> WORK TO BE COMPLETED
Go through each line of the entries below and tally those containing the string "Weighted"; give only the total.

> DATA TO USE

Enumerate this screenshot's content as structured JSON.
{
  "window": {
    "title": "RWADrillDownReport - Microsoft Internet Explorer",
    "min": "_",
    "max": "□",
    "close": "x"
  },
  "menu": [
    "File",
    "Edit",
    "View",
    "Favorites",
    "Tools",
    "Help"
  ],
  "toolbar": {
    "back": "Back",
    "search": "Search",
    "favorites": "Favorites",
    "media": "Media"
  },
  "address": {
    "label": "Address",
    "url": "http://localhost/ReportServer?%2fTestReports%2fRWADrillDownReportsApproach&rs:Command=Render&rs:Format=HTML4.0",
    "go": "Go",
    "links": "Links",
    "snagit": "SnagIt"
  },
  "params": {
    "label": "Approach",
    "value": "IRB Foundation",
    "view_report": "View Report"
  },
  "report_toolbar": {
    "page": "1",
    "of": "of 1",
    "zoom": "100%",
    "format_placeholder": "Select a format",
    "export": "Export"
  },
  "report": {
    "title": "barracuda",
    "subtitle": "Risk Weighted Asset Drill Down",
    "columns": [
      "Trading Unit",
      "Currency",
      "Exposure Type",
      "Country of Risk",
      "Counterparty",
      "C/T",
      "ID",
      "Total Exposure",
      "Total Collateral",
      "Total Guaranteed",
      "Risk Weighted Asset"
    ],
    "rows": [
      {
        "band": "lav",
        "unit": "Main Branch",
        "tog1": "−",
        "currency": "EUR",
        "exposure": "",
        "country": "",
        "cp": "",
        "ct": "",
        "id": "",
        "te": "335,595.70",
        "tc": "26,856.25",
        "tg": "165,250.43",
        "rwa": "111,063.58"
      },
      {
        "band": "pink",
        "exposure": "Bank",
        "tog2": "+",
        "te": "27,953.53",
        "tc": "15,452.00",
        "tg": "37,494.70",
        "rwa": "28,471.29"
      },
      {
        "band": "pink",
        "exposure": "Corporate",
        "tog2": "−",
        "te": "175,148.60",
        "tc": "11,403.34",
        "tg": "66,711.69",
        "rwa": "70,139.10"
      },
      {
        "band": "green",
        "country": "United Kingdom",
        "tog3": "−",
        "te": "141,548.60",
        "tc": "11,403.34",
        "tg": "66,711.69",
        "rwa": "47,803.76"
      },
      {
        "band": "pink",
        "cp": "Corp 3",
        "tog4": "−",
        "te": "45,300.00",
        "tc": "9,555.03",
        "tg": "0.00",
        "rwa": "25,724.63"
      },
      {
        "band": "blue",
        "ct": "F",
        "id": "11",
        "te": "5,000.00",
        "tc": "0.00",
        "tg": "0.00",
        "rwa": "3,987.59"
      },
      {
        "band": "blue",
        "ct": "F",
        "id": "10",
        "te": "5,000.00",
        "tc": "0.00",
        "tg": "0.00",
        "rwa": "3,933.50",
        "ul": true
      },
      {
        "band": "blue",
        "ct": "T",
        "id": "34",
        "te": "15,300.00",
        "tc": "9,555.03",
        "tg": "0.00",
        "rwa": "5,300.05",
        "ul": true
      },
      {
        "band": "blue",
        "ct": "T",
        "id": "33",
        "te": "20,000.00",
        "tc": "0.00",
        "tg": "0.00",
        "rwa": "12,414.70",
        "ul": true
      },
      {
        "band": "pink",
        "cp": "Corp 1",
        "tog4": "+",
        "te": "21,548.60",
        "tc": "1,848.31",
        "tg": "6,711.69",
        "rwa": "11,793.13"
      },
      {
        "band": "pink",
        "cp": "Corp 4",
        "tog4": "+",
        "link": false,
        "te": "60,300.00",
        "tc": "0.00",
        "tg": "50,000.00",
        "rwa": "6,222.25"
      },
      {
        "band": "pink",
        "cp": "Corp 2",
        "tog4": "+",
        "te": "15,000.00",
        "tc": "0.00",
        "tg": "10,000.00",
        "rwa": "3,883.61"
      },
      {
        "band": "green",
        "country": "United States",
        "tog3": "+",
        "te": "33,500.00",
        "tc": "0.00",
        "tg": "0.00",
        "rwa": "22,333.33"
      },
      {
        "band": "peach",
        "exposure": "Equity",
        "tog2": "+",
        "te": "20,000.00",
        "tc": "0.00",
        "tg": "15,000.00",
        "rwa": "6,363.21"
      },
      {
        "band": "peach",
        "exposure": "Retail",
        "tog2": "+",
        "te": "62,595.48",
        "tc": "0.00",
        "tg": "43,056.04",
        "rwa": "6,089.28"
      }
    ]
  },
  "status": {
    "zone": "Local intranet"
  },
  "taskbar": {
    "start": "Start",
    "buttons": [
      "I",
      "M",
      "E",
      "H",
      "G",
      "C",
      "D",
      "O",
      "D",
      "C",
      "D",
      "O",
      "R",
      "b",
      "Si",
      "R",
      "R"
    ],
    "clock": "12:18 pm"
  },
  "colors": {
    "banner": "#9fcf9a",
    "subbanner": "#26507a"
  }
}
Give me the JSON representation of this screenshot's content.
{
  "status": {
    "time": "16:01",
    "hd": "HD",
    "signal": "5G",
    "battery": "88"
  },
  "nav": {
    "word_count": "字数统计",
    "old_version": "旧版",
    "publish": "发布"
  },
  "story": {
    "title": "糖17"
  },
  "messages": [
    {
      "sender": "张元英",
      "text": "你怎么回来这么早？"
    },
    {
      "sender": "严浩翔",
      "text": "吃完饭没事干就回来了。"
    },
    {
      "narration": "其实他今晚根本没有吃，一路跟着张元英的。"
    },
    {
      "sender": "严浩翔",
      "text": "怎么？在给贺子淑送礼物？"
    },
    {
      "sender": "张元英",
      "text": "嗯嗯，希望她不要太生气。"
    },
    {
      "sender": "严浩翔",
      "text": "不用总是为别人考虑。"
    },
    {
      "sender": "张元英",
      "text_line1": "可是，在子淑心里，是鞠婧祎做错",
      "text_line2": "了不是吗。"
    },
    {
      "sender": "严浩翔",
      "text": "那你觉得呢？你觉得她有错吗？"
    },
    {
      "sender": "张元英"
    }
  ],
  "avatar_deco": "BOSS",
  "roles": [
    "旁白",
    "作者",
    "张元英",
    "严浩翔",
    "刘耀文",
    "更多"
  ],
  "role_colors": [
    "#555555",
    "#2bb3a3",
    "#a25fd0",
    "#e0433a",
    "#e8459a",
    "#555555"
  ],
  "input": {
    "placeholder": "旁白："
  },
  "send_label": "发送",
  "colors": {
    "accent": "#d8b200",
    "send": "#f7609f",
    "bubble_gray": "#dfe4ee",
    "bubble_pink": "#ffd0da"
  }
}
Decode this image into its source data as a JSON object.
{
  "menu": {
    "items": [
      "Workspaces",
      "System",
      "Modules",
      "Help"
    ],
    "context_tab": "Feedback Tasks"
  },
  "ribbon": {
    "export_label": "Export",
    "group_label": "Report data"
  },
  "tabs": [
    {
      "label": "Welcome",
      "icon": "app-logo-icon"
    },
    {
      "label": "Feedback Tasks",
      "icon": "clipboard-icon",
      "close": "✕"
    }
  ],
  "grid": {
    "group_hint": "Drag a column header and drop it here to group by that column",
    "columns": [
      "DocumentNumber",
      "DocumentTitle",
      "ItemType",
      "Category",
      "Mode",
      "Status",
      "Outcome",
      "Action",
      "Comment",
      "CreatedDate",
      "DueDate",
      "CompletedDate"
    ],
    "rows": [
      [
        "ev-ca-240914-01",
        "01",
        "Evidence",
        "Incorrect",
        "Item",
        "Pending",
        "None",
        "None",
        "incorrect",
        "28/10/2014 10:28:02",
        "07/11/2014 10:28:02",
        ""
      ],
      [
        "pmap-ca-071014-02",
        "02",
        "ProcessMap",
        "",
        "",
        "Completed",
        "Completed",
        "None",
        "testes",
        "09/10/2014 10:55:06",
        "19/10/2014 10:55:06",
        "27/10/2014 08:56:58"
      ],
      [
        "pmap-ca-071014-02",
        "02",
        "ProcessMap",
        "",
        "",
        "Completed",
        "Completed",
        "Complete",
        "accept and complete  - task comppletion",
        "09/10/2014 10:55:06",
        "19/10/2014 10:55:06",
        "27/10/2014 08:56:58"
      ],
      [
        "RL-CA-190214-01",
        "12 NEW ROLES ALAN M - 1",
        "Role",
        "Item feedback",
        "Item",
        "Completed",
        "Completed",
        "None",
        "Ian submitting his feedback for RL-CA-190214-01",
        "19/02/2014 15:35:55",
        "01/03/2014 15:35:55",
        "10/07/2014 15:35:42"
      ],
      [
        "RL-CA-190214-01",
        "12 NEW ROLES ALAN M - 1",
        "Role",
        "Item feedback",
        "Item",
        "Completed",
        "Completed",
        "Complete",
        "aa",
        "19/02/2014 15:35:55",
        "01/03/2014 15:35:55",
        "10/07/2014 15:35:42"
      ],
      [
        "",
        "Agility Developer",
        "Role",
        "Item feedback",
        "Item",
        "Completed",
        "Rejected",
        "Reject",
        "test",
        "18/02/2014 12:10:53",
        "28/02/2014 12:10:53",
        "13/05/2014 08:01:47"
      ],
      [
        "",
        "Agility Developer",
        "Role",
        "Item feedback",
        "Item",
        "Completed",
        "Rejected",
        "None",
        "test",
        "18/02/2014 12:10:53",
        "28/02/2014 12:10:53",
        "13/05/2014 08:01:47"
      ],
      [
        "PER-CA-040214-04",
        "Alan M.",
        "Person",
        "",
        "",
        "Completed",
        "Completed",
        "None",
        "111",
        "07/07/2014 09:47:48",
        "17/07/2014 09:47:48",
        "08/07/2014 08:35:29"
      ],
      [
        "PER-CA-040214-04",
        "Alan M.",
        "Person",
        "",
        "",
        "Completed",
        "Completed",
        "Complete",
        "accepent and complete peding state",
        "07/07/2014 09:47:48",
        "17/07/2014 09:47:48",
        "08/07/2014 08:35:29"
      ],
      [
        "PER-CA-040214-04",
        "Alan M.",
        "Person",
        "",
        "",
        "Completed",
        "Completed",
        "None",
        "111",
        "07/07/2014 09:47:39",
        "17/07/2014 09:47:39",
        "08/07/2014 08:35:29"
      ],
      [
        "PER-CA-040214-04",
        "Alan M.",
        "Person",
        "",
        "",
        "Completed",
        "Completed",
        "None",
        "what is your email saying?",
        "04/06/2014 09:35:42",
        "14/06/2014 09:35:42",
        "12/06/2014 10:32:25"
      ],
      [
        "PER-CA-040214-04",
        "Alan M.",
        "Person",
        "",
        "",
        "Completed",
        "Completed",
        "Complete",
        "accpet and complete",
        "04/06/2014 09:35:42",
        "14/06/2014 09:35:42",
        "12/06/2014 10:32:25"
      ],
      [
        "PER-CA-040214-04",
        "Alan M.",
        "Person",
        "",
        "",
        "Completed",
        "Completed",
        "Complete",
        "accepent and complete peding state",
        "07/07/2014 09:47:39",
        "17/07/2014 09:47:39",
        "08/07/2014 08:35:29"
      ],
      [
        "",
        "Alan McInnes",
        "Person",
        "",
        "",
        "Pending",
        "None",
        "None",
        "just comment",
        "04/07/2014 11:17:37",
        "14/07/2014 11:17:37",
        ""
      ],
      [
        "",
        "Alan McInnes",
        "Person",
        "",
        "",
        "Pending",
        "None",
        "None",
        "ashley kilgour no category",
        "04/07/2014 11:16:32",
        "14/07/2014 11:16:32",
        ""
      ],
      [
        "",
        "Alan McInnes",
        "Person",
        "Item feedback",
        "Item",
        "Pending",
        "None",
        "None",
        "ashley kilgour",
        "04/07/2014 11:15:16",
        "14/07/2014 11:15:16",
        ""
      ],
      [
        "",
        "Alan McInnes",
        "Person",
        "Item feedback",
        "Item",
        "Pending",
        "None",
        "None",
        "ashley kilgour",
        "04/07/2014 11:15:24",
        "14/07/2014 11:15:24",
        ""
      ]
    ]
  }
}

> SOLUTION BELOW
2